Discounting any belief that is not solidly proved by empirical evidence is the premise of scientism. Professor, scholar and author, Dr. J.P. Moreland, explores this concept and its implications to religious faith in his latest book. He says to Dr. Jeremiah Johnston, “Scientism has crept into public schools. There’s this claim that religious claims aren’t true.”
To counter this, Christians must provide more than dogmatic instruction, he says. “We must teach our kids why to believe instead of just what to believe,” he says. “When it comes to Christianity or any other belief they may have, if they don’t know why they believe it, then they won’t be able to maintain confidence in the face of opposition.”
It is also a mistake to conclude that the Bible must be taken on faith alone; archeological finds overwhelmingly support the narrative of the Bible, and its teaching embodies natural and supernatural wisdom. “Jesus was the smartest man who ever lived,” Moreland says. “He spoke with knowledge and authority. Jesus’ words can be trusted because He knew what He was talking about.”
Moreland confides that his toughest unanswered question surrounds suffering, especially among children. Yet, he has also seen God move miraculously. He also shares that he has personally experienced anxiety and depression.
Les asks through AskJJJ.com, “If the Jews had accepted Jesus as they did on Palm Sunday, and believed He was the messiah, would the death on the cross for all mankind’s sins have been required?”
Johnston confirms that Jesus’ death on the cross, and subsequent resurrection, was indeed necessary.
Dan writes through the website, “I consider myself an atheist. Do you accept call-ins like that, or are you more inclined to talk with someone who is like-minded?”
True to the nature of the show, Johnston confirms that his calls and questions are welcome. “This program is to have discussions with everybody,” he says.
J.P. Moreland is a distinguished professor of philosophy at Biola University. His scholarship is respected in Christian and secular arenas.
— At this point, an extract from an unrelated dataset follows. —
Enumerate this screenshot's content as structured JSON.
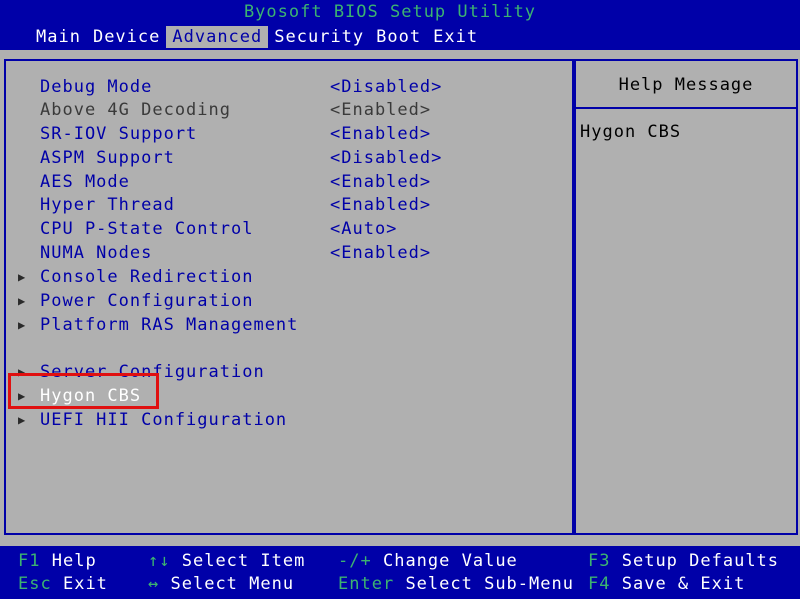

He has authored or coauthored numerous books including the recent, “Scientism and Secularism: Learning to Respond to a Dangerous Ideology.”